EXTRACTED ENTRIES:
════════════════

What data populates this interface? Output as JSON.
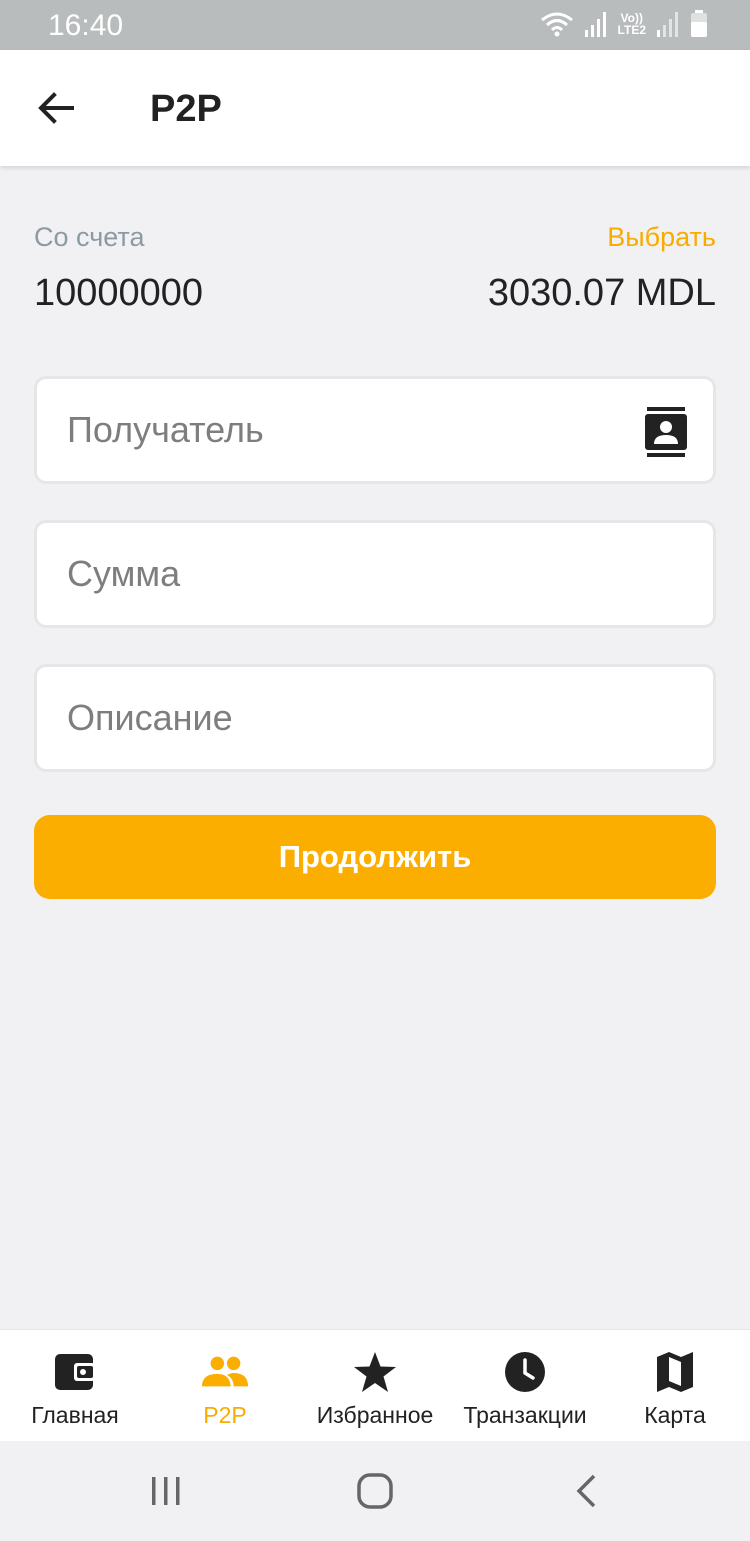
{
  "status_bar": {
    "time": "16:40",
    "network_top": "Vo))",
    "network_bottom": "LTE2",
    "icons": [
      "wifi-icon",
      "signal-icon",
      "signal-icon",
      "battery-icon"
    ]
  },
  "app_bar": {
    "back_icon": "arrow-left-icon",
    "title": "P2P"
  },
  "account": {
    "label": "Со счета",
    "choose_label": "Выбрать",
    "number": "10000000",
    "balance": "3030.07 MDL"
  },
  "form": {
    "recipient": {
      "value": "",
      "placeholder": "Получатель",
      "icon": "contacts-icon"
    },
    "amount": {
      "value": "",
      "placeholder": "Сумма"
    },
    "description": {
      "value": "",
      "placeholder": "Описание"
    },
    "submit_label": "Продолжить"
  },
  "bottom_nav": {
    "items": [
      {
        "label": "Главная",
        "icon": "wallet-icon",
        "active": false
      },
      {
        "label": "P2P",
        "icon": "people-icon",
        "active": true
      },
      {
        "label": "Избранное",
        "icon": "star-icon",
        "active": false
      },
      {
        "label": "Транзакции",
        "icon": "clock-icon",
        "active": false
      },
      {
        "label": "Карта",
        "icon": "map-icon",
        "active": false
      }
    ]
  },
  "system_nav": {
    "icons": [
      "recent-apps-icon",
      "home-icon",
      "back-icon"
    ]
  },
  "colors": {
    "accent": "#fcae00",
    "accent_text": "#f8ac00",
    "background": "#f1f1f3",
    "status_bar": "#b9bcbd",
    "muted_text": "#8c9aa3"
  }
}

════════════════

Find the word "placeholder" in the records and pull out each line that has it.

REPLY TO THE EXERCISE:
      "placeholder": "Получатель",
      "placeholder": "Сумма"
      "placeholder": "Описание"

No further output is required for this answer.